Recent experience suggests that this could be possible. However, sustaining that decline in the real value of the “currency” going forward will be very difficult for the following reasons:

  • Deflation improves competitiveness outright by reducing the cost base of the country (e.g. lower salaries). But this is very problematic for Southern European economies, as the already stratospheric debt levels continue to rise as the income needed to repay them goes down in nominal terms. Which is why the European Central Bank is so concerned with deflation.
  • The core Eurozone partners could conceivably endure relatively higher inflation to reduce their relative competitiveness, but this is also problematic: (i) as we have seen, this differential is largely driven by economic performance, meaning that Southern Europe could be failing to achieve the escape velocity needed to bring down debt ratios; (ii) the inflation rate differential needed to make a difference down south would likely to be too high for the core countries; and (iii) core countries compete against many other countries.
  • Greece has already seen a massive correction in its REER, which is now below the level in 1995. And yet the trade deficit remains stubbornly high compared to its closer peers. It is unclear by how much more prices would need to adjust to correct this. Sanctions against Russia, a major export market for them, could not have come at a worse time.
  • Politically, devaluation is not on the table. In any event, foreign debts resulting from a generational accumulation of trade deficits would explode in value overnight.

The inability of these countries to rebalance their foreign terms of trade highlights a major flaw of the Eurozone construct, which is largely based on conventional international economics thinking.

All the talk about free movement of labor, price adjustments and so forth breaks down once we realize the adverse implications that the required adjustments will have on debt ratios. It looks like we have hit one major economic SNAFU.

Figure 9: Eurozone Government Debt as % of GDP, 2013

Source: Eurostat.

(a) Remaining founding members of the Euro combined.

Figure 9 reminds us of how extreme the debt situation has become in Southern Europe, in this case just by looking at the public sector. In 2013, all the countries added together had a Government Debt as % of GDP ratio of 121.5%, much higher than their core Eurozone partners and more than double Maastricht Treaty levels. The ratio increased by a staggering 40 percentage points in just five years.

At these dizzying heights market forces just can’t be allowed to play out; and the debt situation in the southern Eurozone complex remains unresolved.

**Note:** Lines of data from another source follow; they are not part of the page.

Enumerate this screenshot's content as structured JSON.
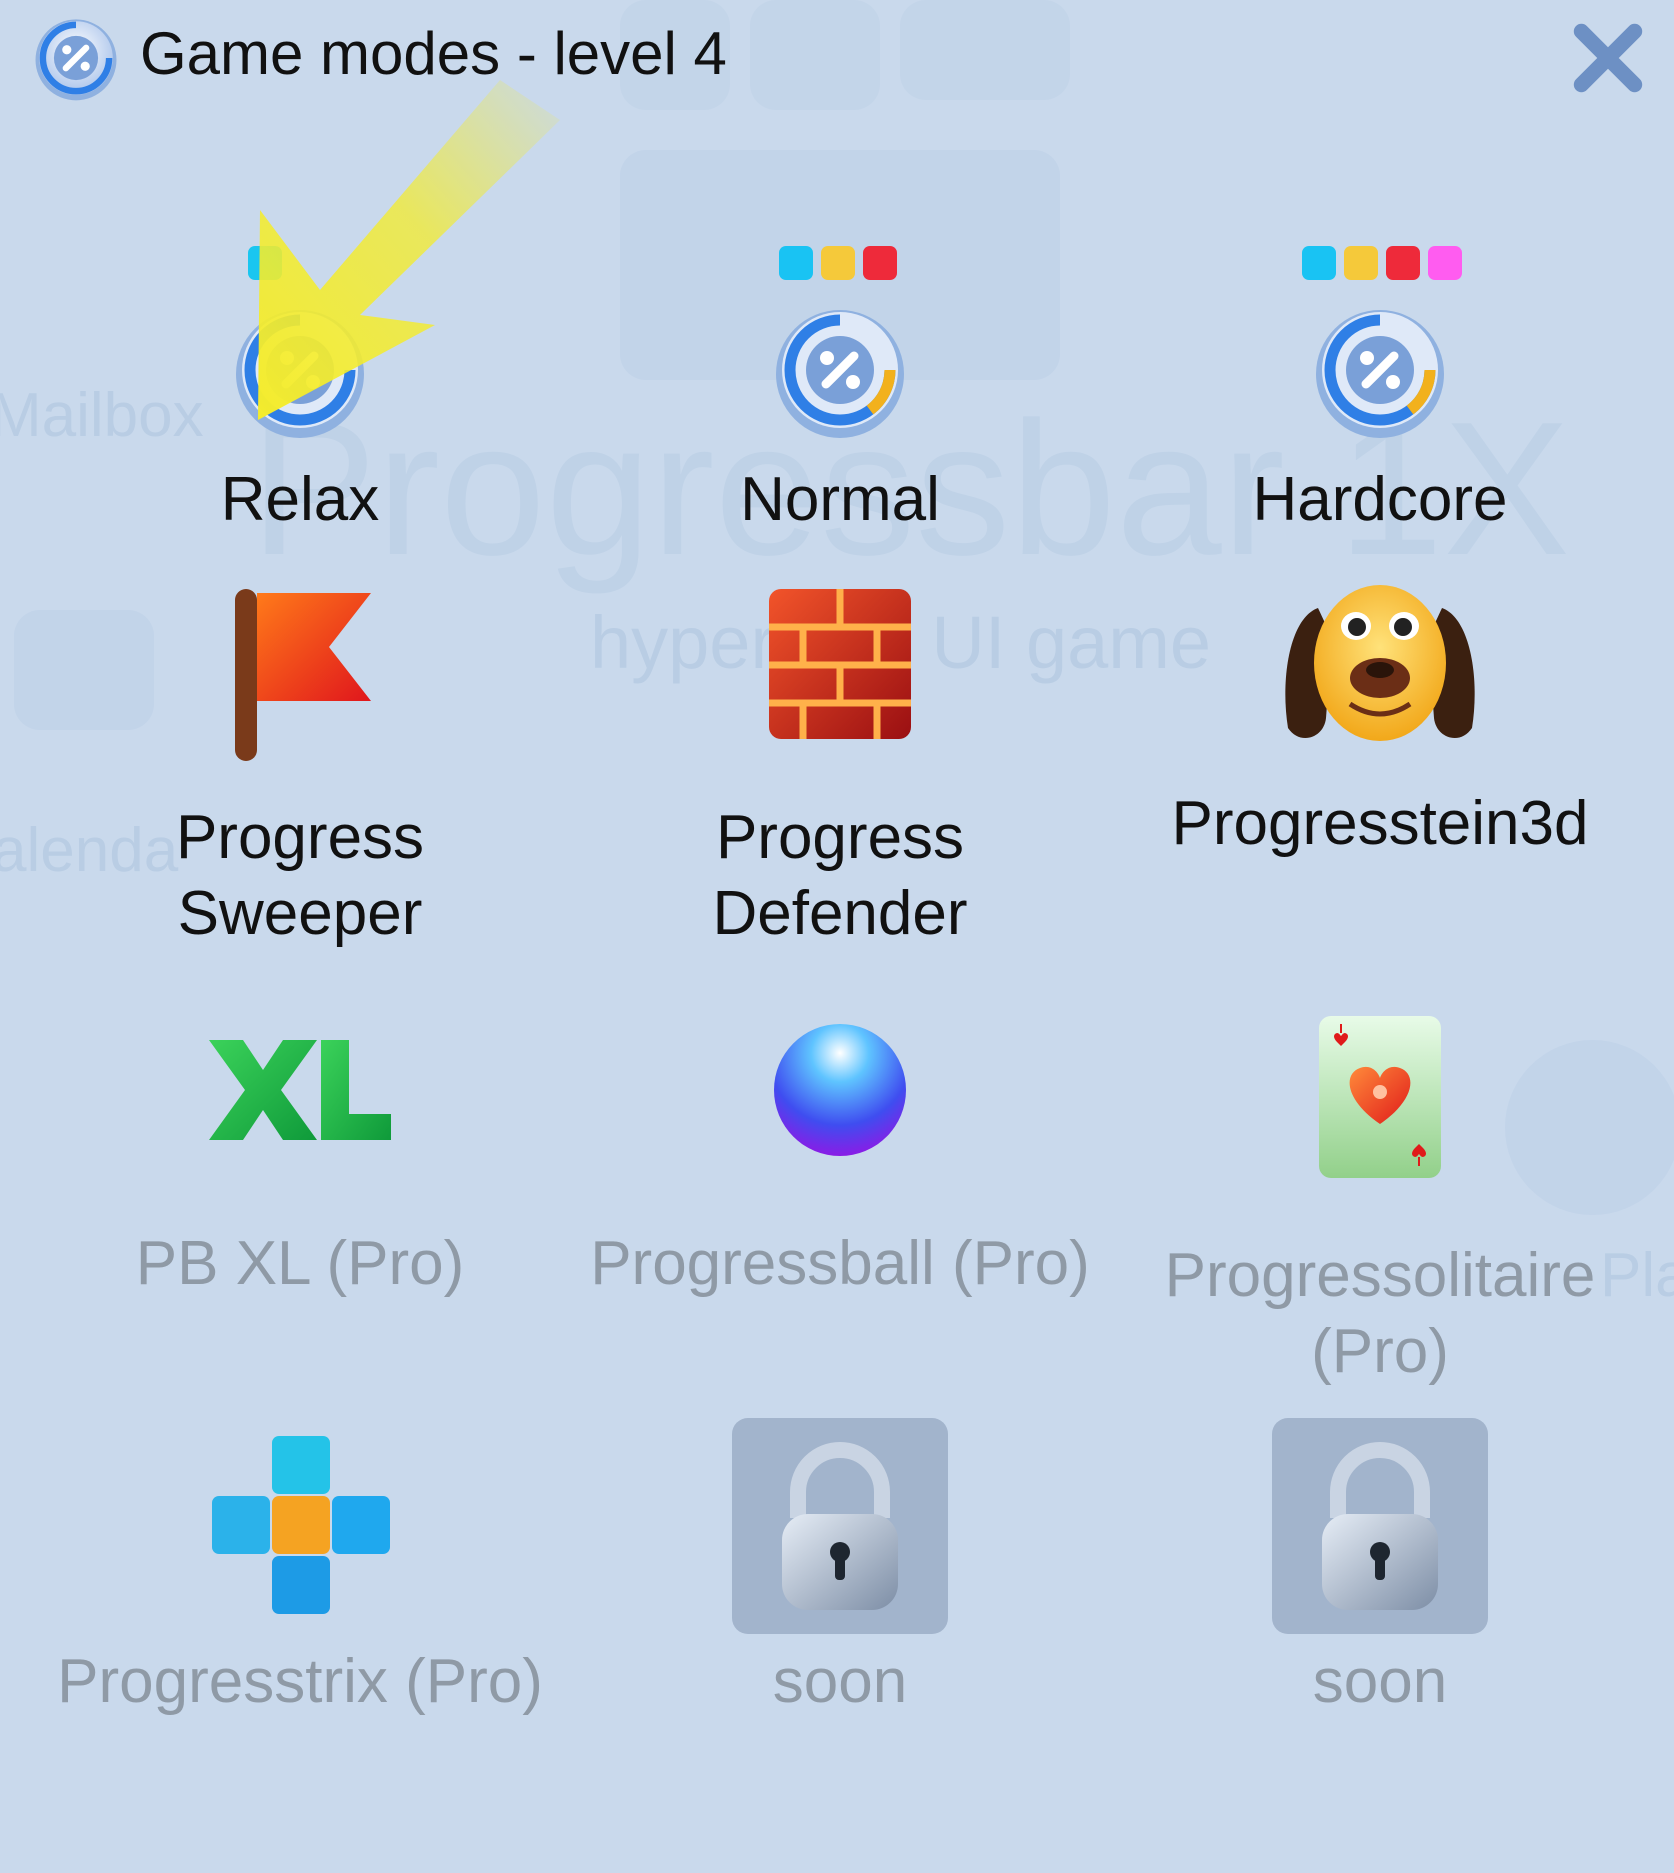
{
  "window": {
    "title": "Game modes - level 4",
    "app_icon": "progressbar-logo-icon",
    "close_icon": "close-x-icon"
  },
  "background": {
    "word_brand": "Progressbar 1X",
    "word_tagline": "hyper... al UI game",
    "word_mailbox": "Mailbox",
    "word_calendar": "alenda",
    "word_right": "Pla"
  },
  "modes": [
    {
      "id": "relax",
      "label": "Relax",
      "icon": "progressbar-gauge-icon",
      "difficulty_colors": [
        "#1ac6f0"
      ],
      "locked": false
    },
    {
      "id": "normal",
      "label": "Normal",
      "icon": "progressbar-gauge-icon",
      "difficulty_colors": [
        "#19c3f3",
        "#f5c93a",
        "#ee2a3a"
      ],
      "locked": false
    },
    {
      "id": "hardcore",
      "label": "Hardcore",
      "icon": "progressbar-gauge-icon",
      "difficulty_colors": [
        "#19c3f3",
        "#f5c93a",
        "#ee2a3a",
        "#ff5cf0"
      ],
      "locked": false
    },
    {
      "id": "sweeper",
      "label_line1": "Progress",
      "label_line2": "Sweeper",
      "icon": "red-flag-icon",
      "locked": false
    },
    {
      "id": "defender",
      "label_line1": "Progress",
      "label_line2": "Defender",
      "icon": "brick-wall-icon",
      "locked": false
    },
    {
      "id": "stein",
      "label": "Progresstein3d",
      "icon": "dog-face-icon",
      "locked": false
    },
    {
      "id": "pbxl",
      "label": "PB XL (Pro)",
      "icon": "xl-text-icon",
      "locked": false
    },
    {
      "id": "ball",
      "label": "Progressball (Pro)",
      "icon": "blue-ball-icon",
      "locked": false
    },
    {
      "id": "solitaire",
      "label_line1": "Progressolitaire",
      "label_line2": "(Pro)",
      "icon": "heart-card-icon",
      "locked": false
    },
    {
      "id": "strix",
      "label": "Progresstrix (Pro)",
      "icon": "plus-blocks-icon",
      "locked": false
    },
    {
      "id": "soon1",
      "label": "soon",
      "icon": "padlock-icon",
      "locked": true
    },
    {
      "id": "soon2",
      "label": "soon",
      "icon": "padlock-icon",
      "locked": true
    }
  ],
  "colors": {
    "background": "#c9d9ec",
    "pro_text": "#8f9aa6",
    "highlight_arrow": "#f4ec2c"
  }
}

Debt is the one thing that has steadily grown over the last four years in these countries.

Sure, we can all live in a world where central banks continue to keep interest rates at absurdly low levels (again, the market is not allowed to function) and paper over any sovereign blow-ups. However, the system becomes increasingly unstable. Moreover, the economic fundamentals continue to deteriorate as those countries struggle to regain competitiveness under a massive debt burden. And it is tackling that burden with non-conventional measures that eventually needs to be considered, but that’s a story for another time [Hint: that process starts with an “R”].

But OK, these are very pleasant countries to live in, with friendly people, great food and beautiful weather. For sure this can attract foreign companies and eventually develop such a productive economy that will mitigate any pricing disadvantages and help pay off the debts right?

And that would be excellent, except for the fact that these are pretty difficult countries to do business in. According to the latest “Doing Business Survey” by the World Bank, here’s how they ranked out of 31 OECD countries: Portugal (#19), Spain (#27), Italy (#29) and Greece (#30). Add the strong likelihood of higher taxes and pension costs to pay for all the debts as they come due and you might be better off just visiting.

If more goods and services don’t start leaving these countries more and more young people will, motivated by high unemployment at home and the prospect of a better life elsewhere. At least someone is working towards a real resolution.